One easy walk is along the Northern Viaducts Road – accessible to wheelchairs and buggies – which follows over a mile of the former Stainmore Railway, with some dramatic viaducts along the way.
The Poetry Path is another fun walk. It starts at Stenkrith, where you walk over the Millennium bridge across the gorge where the swift current has eroded potholes and steep formations into the stone lining the river’s bed. Twelve large stones inscribed with poems reflecting a year in the life of a hill farmer have been installed along this route.
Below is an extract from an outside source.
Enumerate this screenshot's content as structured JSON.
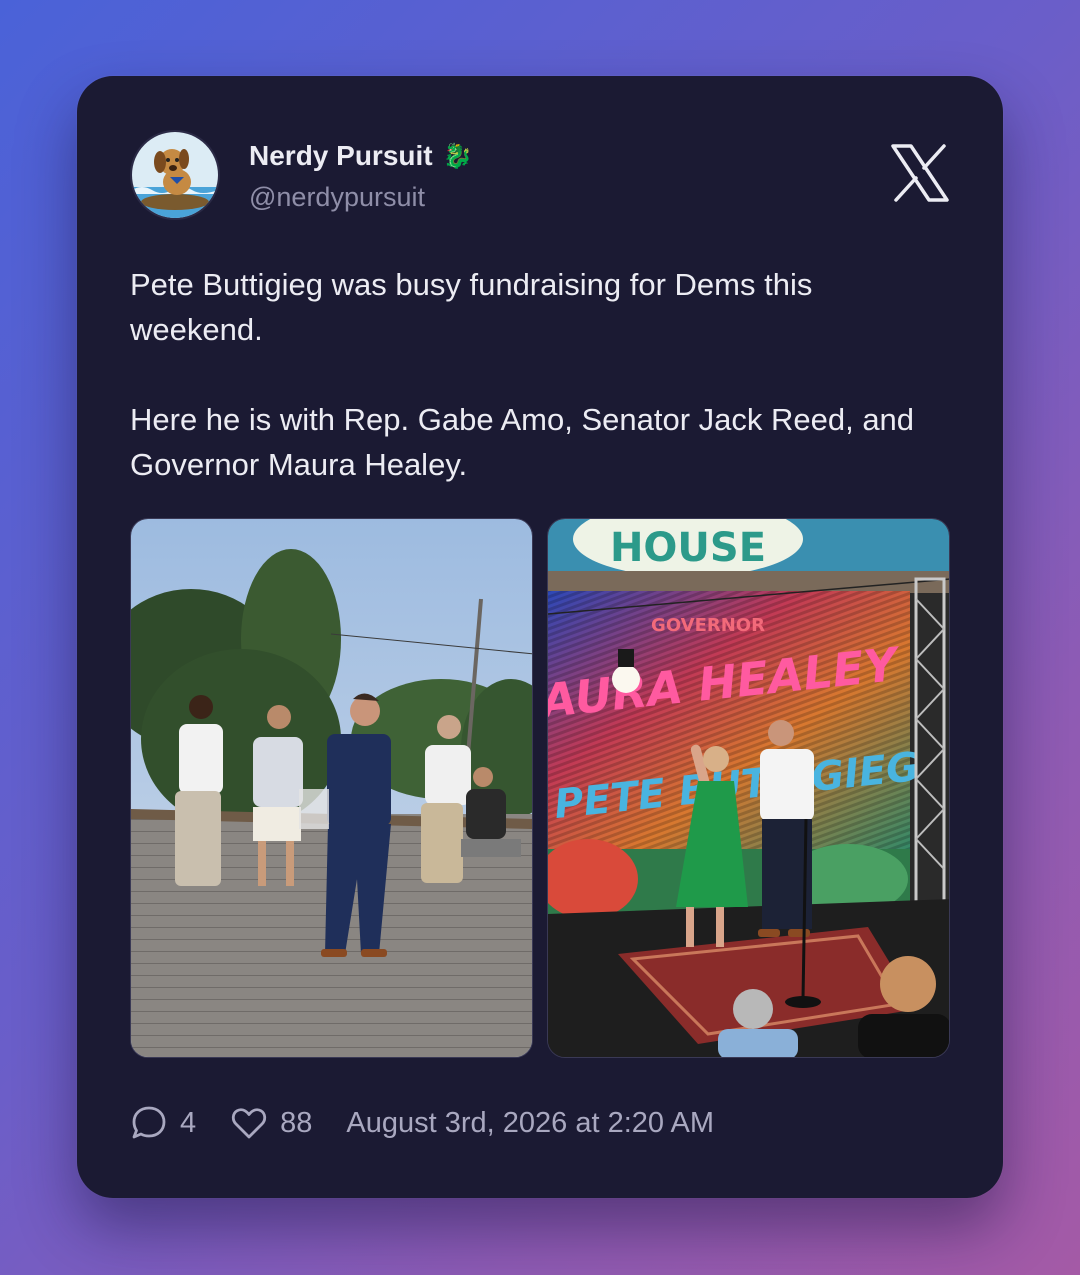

Another idyllic walk, which is good with children, begins at Little Salkeld and takes you through Lacy’s Caves, carved out of soft red stone above the Eden River. This walk also goes past Long Meg and her daughters, the second largest stone circle in the country, thought to date back as far as 1500 BC.
Hooksey and Randygill Top are worth a steep climb at the beginning; once you have reached the summit the far-ranging views make you feel as if you are on top of the world.
Equally impressive in terms of sights is the trail up to Nine Standards Rigg. Nobody quite knows why the stone cairns at the top were built, though many theories abound. At the summit of Nine Standards Rigg is a trig point that marks the watershed divide across England. From this point, rivers flow west toward the Irish Sea and east toward the North Sea.
High Cup Nick: Only one of our family has enjoyed this walk so far and he keeps on threatening to drag us up the 519-metre ascent, but we are waiting for summer weather and more motivation. High Cup Nick is a U-shaped glaciated valley and has spectacular crags and views (so I’m told).
This area is also blessed with numerous waterfalls, including the spontaneous ghylls that pour off the fells after rainfall or snowmelt, as well as waterfalls which attract tourists from around the world.
Cautley Spout is England’s highest waterfall above ground, tumbling 198 metres through a series of falls. Cautley Iron Age Settlement, at the foot of Cautley Spout, consists of scattered stones and earthwork remains. It is quite humbling to think of the extreme living conditions that must have prevailed in these times. There is a stone-edged track which leads from the settlement to the foot of the falls.
Aira Force (the word ‘force’ derives from the old Norse ‘fors’) is near Ullswater and crashes down 20 metres of rocky ravine. This is a good place for a walk and you will also find another wishing tree, where countless people have hammered coins into a fallen tree trunk.
High Force waterfall is located at Forest-in-Teesdale, County Durham, and makes a pleasant day excursion.